Required Reading and Viewing:
? Casper and Davies, Five Hundred Years: America and the World, pages 255–265 and 314–
? Robert S. Lynd and Helen Merrell Lynd, “Inventions Re-making Leisure” (1929)
? Beatrice Hinkle, “The New Morality” (1930)
? Ralph G. Martin, “Life it the New Suburbia” (1950)
? F. Scott Fitzgerald, The Great Gatsby (1925)
My Life and Work, Chapter V
War is a Racket, Chapters 1 and 5
To complete this assignment, you will answer four questions in a paragraph of five to seven
sentences each. Choose one question to answer from each of the following groups.
Note: If you answer more than one question from a single group, your instructor will only grade
one of your answers; the other will receive a zero grade.
a. Based on your understanding of our readings this week, craft a definition of the term modernity.
What does this term mean, and what are its key features? As you do so, make sure to include
specific language from a key reading to support your answer.
b. Of all the readings this week, who seems to be the most exemplary figure of American
modernity, and why? Why should this person receive so much attention or credit? Include key
evidence from this text to shore up your claim.
a. F. Scott Fitzgerald’s vision of the Roaring Twenties is at once a glamorization of a decadent
lifestyle as well as a criticism of it. By the end, which idea—glamorization or criticism—do you
think takes stronger hold? Remember to use key ideas from the text to anchor your claim.
b. Some have claimed that Gatsby is a figure of Romantic or even Transcendental character rather

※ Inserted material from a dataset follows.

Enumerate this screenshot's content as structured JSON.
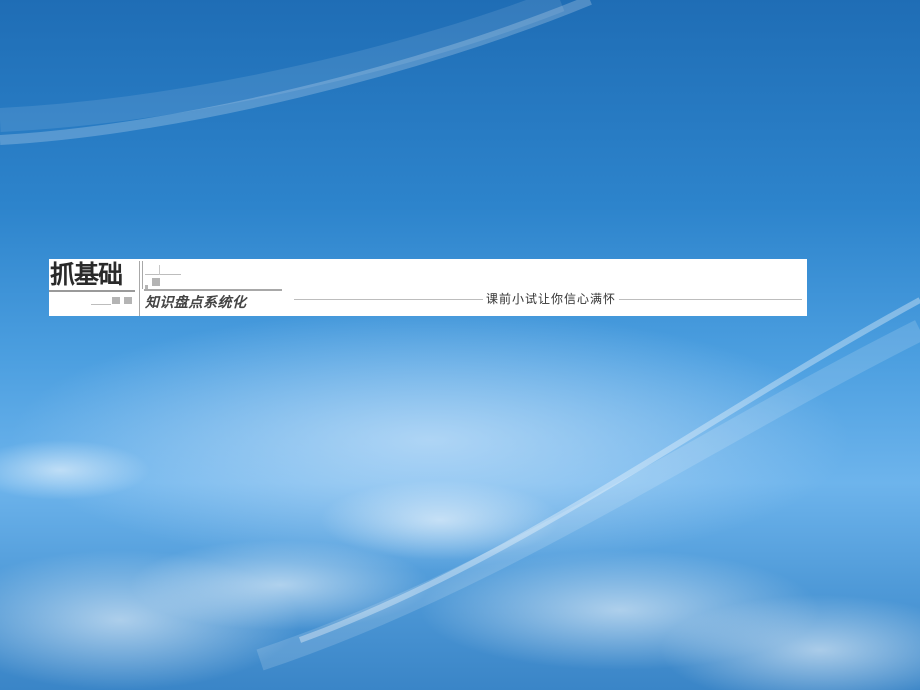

than a figure of modernity. Remembering what you can about these ideas, describe what
evidence you see here to support this claim.
c. Daisy and Jordan appear to be two ends of a spectrum in terms of how women may act in the

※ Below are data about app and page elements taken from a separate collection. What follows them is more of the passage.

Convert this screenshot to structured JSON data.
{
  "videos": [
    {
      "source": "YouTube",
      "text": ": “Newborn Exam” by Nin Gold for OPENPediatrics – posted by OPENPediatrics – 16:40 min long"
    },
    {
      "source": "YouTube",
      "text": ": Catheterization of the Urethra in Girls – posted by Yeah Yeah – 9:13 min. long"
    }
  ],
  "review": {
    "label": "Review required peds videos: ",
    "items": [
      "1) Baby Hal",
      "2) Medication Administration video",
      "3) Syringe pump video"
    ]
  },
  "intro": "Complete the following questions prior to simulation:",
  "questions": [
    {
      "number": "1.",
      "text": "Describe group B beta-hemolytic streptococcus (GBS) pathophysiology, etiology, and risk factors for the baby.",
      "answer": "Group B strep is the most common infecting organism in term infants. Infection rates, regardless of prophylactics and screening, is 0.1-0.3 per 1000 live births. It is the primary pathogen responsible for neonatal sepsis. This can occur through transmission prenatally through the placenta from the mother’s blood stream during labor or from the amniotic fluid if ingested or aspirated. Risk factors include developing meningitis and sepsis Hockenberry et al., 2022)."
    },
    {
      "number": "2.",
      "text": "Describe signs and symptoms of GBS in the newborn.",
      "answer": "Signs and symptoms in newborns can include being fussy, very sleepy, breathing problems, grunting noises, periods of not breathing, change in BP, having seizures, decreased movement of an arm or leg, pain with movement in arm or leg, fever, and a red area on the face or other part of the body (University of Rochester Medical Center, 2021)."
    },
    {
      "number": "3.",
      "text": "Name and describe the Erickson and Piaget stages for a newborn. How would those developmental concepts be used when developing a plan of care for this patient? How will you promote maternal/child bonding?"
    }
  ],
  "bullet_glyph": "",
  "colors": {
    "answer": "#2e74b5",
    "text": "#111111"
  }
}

Twenties. What key traits to they embody, and what does that say about women’s roles in the
moment following suffrage? As you respond, base your answer in Beatrice Hinkle’s notion of
the “new morality.”

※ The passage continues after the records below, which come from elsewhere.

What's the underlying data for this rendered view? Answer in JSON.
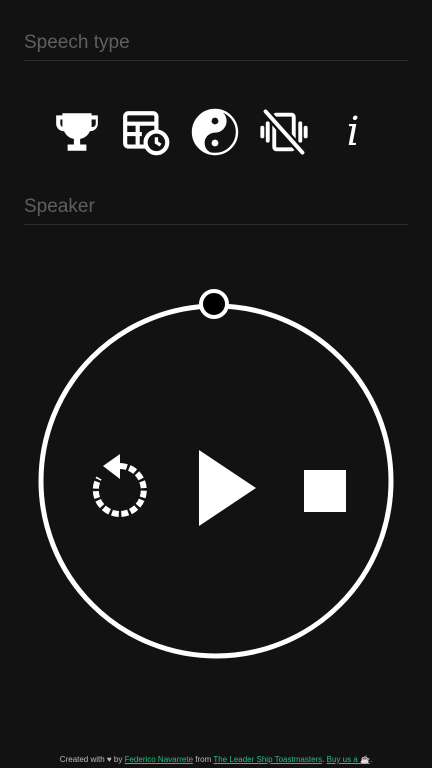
{
  "speech_type": {
    "label": "Speech type",
    "icons": [
      {
        "name": "trophy-icon"
      },
      {
        "name": "table-clock-icon"
      },
      {
        "name": "yin-yang-icon"
      },
      {
        "name": "vibrate-off-icon"
      },
      {
        "name": "info-icon",
        "glyph": "i"
      }
    ]
  },
  "speaker": {
    "label": "Speaker"
  },
  "timer": {
    "progress": 0,
    "controls": [
      "reset-icon",
      "play-icon",
      "stop-icon"
    ]
  },
  "footer": {
    "prefix": "Created with ♥ by ",
    "author_link": "Federico Navarrete",
    "from_text": " from ",
    "club_link": "The Leader Ship Toastmasters",
    "sep": ". ",
    "buy_link": "Buy us a ☕",
    "suffix": "."
  },
  "colors": {
    "background": "#121212",
    "foreground": "#ffffff",
    "label": "#5f5f5f",
    "link": "#2bbf7f"
  }
}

d. F. Scott Fitzgerald is often said to have written the quintessential novel of the 1920s despite the
fact his vision seems entirely blinkered by wealth. At the same time, his language attempts to
“make new” the speed and possibility of the era. Select a particularly poetic passage that you
think tries to make us see this new era in a fresh way, and explain how it does this.
a. One of the dominant narratives of modernity is the shift toward a hyperrationalized, and both
Henry Ford and Smedley Butler are embedded (though in different ways) with this narrative.
Using a key example from, how are each of these writers thinking about the uses of efficiency in
b. Smedley Butler and Henry Ford have much to say about the way technology will move
civilization forward. At the same time, however, they seem not to be talking about everyone in
that order. Based on Beatrice Hinkle’s depiction of new modern morality, what are the real
options for women? Using specific language to make your point, do suspect that women have a
place in the world Butler and Ford are talking about?
Select an image from this week’s image gallery. Drawing on what you know about modernity
now, which of these images seem to exemplify American modernity, and why? Make sure you
use specific details from the images to make your case, and connect it to a key idea from our
Edward Hopper, Nighthawks (1942)
Jackson Pollock, Convergence (1950)
Grant Wood, American Gothic (1930)
You ONLY allowed to use the above sources (NO OUTSIDE SOURCES).
Required Reading and Viewing: